As fungi rarely fossilise, speculation on their evolution is necessarily limited.
Evidence suggests that the kingdom diverged from other life around , (Wang et al., 1999) with the glomeleans branching from the "higher fungi" at ~, according to DNA analysis. (Schüßler et al., 2001; Tehler et al., 2000) Fungi probably colonised the land during the Cambrian, over , (Taylor & Osborn, 1996) but fossils only become uncontroversial and common during the Devonian, .
A rich diversity of fungi is known from the lower Devonian Rhynie chert
, an earlier record is absent. Since fungi don't biomineralise
, they do not readily enter the fossil record; only three claims of early fungi. One from the Ordovician has been dismissed on the grounds that it lacks any distinctly fungal features, and is held by many to be contamination; the position of a "probable" Proterozoic fungus is still not established, and it may represent a stem group
fungus. There is also a case for a fungal affinity for the enigmatic microfossil Ornatifilum
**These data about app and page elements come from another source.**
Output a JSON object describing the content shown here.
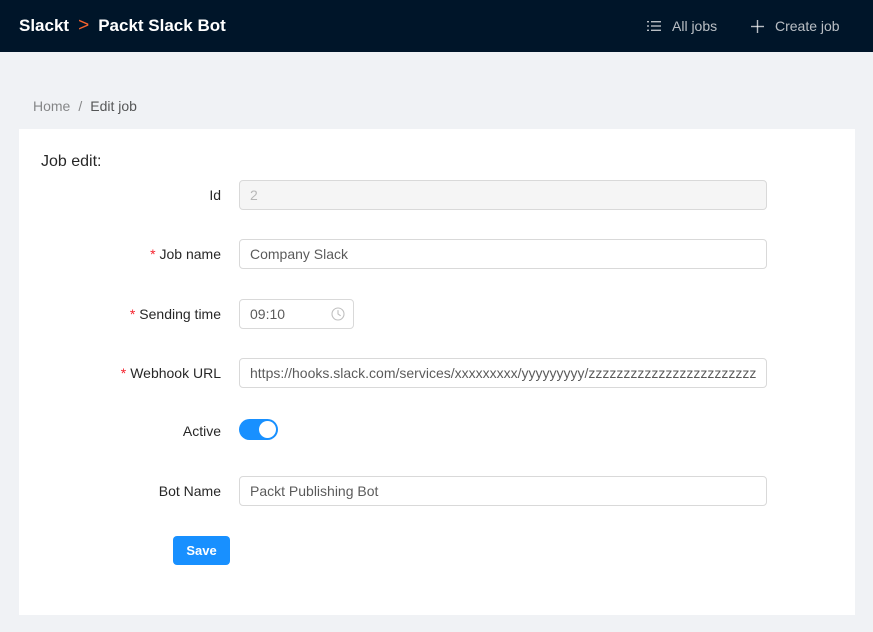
{
  "header": {
    "brand": "Slackt",
    "separator": ">",
    "project": "Packt Slack Bot",
    "nav": {
      "all_jobs": "All jobs",
      "create_job": "Create job"
    }
  },
  "breadcrumb": {
    "home": "Home",
    "separator": "/",
    "current": "Edit job"
  },
  "form": {
    "title": "Job edit:",
    "id": {
      "label": "Id",
      "value": "2"
    },
    "job_name": {
      "label": "Job name",
      "value": "Company Slack",
      "required_mark": "*"
    },
    "sending_time": {
      "label": "Sending time",
      "value": "09:10",
      "required_mark": "*"
    },
    "webhook_url": {
      "label": "Webhook URL",
      "value": "https://hooks.slack.com/services/xxxxxxxxx/yyyyyyyyy/zzzzzzzzzzzzzzzzzzzzzzzz",
      "required_mark": "*"
    },
    "active": {
      "label": "Active",
      "checked": true
    },
    "bot_name": {
      "label": "Bot Name",
      "value": "Packt Publishing Bot"
    },
    "save_label": "Save"
  },
  "colors": {
    "header_bg": "#001529",
    "accent": "#1890ff",
    "brand_separator": "#f5622d",
    "required": "#f5222d"
  },
  "icons": {
    "all_jobs": "list-icon",
    "create_job": "plus-icon",
    "time": "clock-icon"
  }
}
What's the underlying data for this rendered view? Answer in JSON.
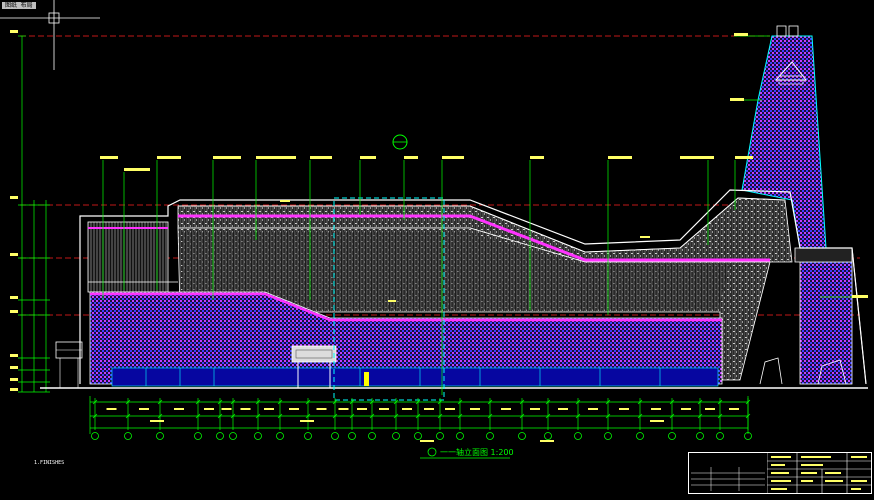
{
  "app": {
    "toolbar_tag": "图纸 布局"
  },
  "drawing": {
    "title": "一一轴立面图",
    "scale": "1:200",
    "note": "1.FINISHES",
    "colors": {
      "background": "#000000",
      "axis": "#00ff00",
      "datum": "#ff0000",
      "outline": "#ffffff",
      "cladding": "#ff00ff",
      "glass": "#0000ff",
      "highlight": "#00ffff",
      "fill": "#808080",
      "accent": "#ffff00"
    }
  }
}
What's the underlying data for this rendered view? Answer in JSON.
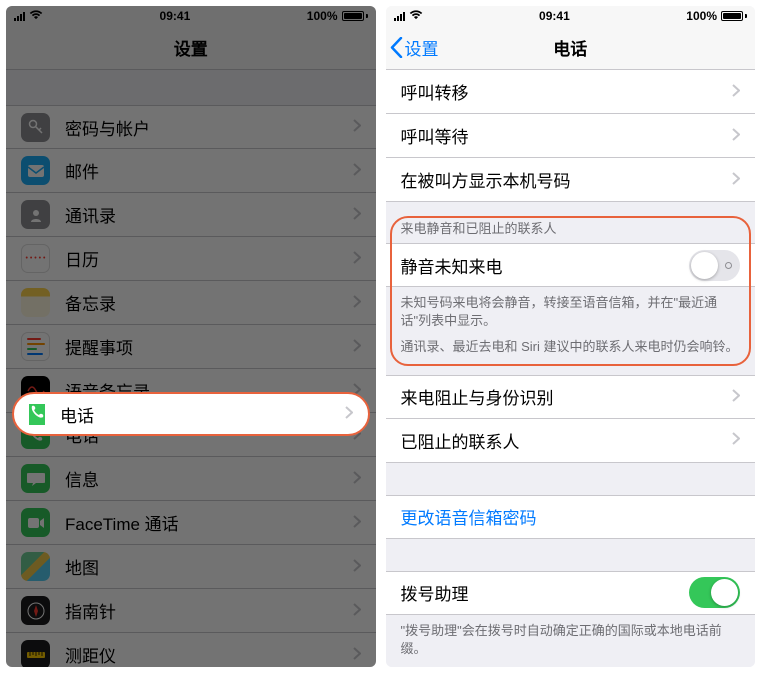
{
  "status": {
    "time": "09:41",
    "battery": "100%"
  },
  "left": {
    "title": "设置",
    "rows": [
      {
        "label": "密码与帐户"
      },
      {
        "label": "邮件"
      },
      {
        "label": "通讯录"
      },
      {
        "label": "日历"
      },
      {
        "label": "备忘录"
      },
      {
        "label": "提醒事项"
      },
      {
        "label": "语音备忘录"
      },
      {
        "label": "电话"
      },
      {
        "label": "信息"
      },
      {
        "label": "FaceTime 通话"
      },
      {
        "label": "地图"
      },
      {
        "label": "指南针"
      },
      {
        "label": "测距仪"
      }
    ]
  },
  "right": {
    "back": "设置",
    "title": "电话",
    "group1": [
      {
        "label": "呼叫转移"
      },
      {
        "label": "呼叫等待"
      },
      {
        "label": "在被叫方显示本机号码"
      }
    ],
    "silence_header": "来电静音和已阻止的联系人",
    "silence_row": "静音未知来电",
    "silence_footer1": "未知号码来电将会静音，转接至语音信箱，并在\"最近通话\"列表中显示。",
    "silence_footer2": "通讯录、最近去电和 Siri 建议中的联系人来电时仍会响铃。",
    "group2": [
      {
        "label": "来电阻止与身份识别"
      },
      {
        "label": "已阻止的联系人"
      }
    ],
    "voicemail": "更改语音信箱密码",
    "dial_assist": "拨号助理",
    "dial_footer": "\"拨号助理\"会在拨号时自动确定正确的国际或本地电话前缀。"
  }
}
. Since the fungi form a sister group to the animals, the two lineages must have diverged before the first animal lineages, which are known from fossils as early as the Ediacaran